Response: MC# 2080191: - From Stacey L. Gerard, Assistant Administrator/ Chief Safety Officer: The Hazardous Materials Regulations require an aircraft operator to: (1) place on the notification of pilot-in-command (NOPC) or in the cockpit of the aircraft a telephone number that can be contacted during an in-flight emergency to obtain information about any hazardous materials aboard the aircraft; (2) retain and provide upon request a copy of the NOPC, or the information contained in it, at the aircraft operator’s principal place of business, or the airport of departure, for 90 days, and at the airport of departure until the flight leg is completed; and (3) make readily accessible, and provide upon request, a copy of the NOPC, or the information contained in it, at the planned airport of arrival until the flight leg is completed. The International Civil Aviation Organization’s Technical Instructions for the Safe Transport of Dangerous Goods by Air (ICAO TI) provides the following guidance on the transfer of hazardous materials information between aircraft operators and emergency personnel: In the event of an aircraft accident or serious incident, the operator of an aircraft carrying dangerous goods as cargo must provide information, without delay, to emergency services responding to the accident or serious incident about the dangerous goods on board, as shown on the copy of the information to the pilot-in-command. The majority of operators follow the ICAO requirements through their adoption in the International Air Transport Association (IATA) Dangerous Goods Regulations and therefore will adopt the practice of providing emergency response information quickly without delay. We are considering amending the Hazardous Materials Regulations to require that emergency response information be provided without delay and plan to propose this change in an upcoming rulemaking. We are also studying options for more effectively communicating emergency response information electronically and will be undertaking a research project under the Hazardous Materials Cooperative Research Program to study and demonstrate how electronic transmission of emergency response and shipping information can enhance safety. This is one of our top safety priorities and we are applying significant resources to minimizing the risk associated with the transportation of lithium batteries as cargo and by passengers aboard aircraft. As we complete our analyses and propose additional requirements, we will keep you informed of our progress.
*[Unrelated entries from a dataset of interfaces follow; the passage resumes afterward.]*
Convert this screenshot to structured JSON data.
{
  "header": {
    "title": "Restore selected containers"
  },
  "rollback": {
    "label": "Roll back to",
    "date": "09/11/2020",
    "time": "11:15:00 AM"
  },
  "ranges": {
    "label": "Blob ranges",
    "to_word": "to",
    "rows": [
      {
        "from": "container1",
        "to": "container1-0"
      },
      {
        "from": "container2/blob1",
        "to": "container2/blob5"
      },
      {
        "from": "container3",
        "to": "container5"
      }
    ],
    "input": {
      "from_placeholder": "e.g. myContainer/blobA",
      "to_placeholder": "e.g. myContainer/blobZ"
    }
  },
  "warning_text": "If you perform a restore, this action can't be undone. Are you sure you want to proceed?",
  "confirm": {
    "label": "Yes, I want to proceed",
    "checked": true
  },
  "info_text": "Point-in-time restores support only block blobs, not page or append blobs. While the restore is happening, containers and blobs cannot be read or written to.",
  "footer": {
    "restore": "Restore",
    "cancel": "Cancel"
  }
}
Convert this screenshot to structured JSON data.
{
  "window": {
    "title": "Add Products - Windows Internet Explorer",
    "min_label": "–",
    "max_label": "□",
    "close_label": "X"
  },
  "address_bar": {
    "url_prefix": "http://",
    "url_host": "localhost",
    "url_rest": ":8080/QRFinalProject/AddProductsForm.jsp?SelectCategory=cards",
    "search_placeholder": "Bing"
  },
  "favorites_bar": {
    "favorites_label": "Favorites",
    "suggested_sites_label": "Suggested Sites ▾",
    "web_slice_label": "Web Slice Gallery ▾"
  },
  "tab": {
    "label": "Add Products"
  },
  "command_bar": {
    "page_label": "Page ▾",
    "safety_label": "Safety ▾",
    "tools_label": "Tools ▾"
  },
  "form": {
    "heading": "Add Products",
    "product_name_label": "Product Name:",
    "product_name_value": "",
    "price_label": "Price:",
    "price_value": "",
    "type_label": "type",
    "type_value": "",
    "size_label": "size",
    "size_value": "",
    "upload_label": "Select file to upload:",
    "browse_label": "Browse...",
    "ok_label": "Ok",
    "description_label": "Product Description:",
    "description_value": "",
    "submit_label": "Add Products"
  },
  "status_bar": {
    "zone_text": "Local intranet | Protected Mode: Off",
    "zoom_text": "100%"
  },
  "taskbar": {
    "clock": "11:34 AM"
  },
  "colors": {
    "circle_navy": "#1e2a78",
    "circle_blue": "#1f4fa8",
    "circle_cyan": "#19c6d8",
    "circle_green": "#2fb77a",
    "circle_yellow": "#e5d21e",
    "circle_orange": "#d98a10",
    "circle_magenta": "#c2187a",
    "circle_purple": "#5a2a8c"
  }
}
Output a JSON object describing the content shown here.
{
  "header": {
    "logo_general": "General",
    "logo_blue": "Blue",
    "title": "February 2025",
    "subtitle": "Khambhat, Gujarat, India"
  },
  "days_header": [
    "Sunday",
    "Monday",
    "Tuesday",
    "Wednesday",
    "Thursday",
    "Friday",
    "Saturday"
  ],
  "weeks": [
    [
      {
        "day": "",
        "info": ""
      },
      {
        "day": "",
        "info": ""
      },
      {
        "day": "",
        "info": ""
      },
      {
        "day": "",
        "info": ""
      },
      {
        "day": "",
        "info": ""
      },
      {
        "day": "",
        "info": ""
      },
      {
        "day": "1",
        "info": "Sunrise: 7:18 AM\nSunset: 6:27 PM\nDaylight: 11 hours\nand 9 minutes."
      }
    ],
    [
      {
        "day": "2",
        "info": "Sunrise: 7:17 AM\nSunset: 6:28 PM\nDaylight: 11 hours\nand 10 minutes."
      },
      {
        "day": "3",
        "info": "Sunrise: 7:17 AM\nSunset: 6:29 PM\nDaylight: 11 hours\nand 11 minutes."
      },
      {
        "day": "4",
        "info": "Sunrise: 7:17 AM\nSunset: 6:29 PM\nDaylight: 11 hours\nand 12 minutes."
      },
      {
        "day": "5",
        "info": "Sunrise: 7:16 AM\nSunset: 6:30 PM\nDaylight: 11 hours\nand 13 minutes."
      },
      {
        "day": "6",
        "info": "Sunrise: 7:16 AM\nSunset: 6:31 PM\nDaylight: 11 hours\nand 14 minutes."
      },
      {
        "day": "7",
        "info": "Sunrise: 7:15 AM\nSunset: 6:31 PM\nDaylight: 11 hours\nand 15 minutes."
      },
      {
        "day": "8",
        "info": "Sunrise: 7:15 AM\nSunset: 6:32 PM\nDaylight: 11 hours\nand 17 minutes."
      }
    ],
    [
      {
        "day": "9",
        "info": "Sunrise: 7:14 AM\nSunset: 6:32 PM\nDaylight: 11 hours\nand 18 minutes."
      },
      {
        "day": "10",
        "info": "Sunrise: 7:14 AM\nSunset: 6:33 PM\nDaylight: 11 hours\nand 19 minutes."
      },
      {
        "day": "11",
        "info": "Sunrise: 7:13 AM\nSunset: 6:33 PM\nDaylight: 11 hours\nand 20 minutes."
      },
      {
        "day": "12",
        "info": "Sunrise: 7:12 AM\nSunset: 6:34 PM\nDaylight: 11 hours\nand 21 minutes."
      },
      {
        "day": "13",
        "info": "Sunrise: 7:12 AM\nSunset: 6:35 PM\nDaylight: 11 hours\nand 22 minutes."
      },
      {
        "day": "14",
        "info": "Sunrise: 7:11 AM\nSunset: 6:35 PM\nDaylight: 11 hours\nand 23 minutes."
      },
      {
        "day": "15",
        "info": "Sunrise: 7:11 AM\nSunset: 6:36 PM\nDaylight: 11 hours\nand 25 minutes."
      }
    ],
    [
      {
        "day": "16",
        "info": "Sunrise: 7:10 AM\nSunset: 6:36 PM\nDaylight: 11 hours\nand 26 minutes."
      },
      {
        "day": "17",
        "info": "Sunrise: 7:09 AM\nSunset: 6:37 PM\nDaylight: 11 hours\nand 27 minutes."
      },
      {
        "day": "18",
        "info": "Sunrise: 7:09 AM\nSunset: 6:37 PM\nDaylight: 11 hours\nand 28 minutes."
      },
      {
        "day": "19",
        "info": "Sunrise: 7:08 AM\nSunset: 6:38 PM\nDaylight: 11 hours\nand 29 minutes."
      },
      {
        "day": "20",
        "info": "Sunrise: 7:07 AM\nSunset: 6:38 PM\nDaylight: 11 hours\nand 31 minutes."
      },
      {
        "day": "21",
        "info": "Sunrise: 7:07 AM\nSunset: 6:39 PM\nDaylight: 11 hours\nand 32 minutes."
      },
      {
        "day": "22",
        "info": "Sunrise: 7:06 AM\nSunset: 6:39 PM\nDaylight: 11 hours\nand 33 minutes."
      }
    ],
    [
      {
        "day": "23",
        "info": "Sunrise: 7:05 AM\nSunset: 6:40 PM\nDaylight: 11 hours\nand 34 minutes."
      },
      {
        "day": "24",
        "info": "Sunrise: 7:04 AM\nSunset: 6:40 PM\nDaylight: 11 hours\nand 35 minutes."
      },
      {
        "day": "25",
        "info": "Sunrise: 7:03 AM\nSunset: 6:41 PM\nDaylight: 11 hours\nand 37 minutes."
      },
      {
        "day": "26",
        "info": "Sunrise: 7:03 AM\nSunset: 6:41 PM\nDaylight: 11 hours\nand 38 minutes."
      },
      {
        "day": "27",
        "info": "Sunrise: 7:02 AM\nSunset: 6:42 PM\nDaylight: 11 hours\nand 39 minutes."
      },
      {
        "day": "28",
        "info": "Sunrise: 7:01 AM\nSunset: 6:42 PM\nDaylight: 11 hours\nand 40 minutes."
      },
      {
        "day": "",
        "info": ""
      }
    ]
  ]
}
If you have any questions, please contact me at (202) 366- 4433. We request that you classify recommendations A-07-104, 105, 106, 107 and 109 as Open - Acceptable Action and A-07-108 as Closed Acceptable Action. We thank you for consideration of our request.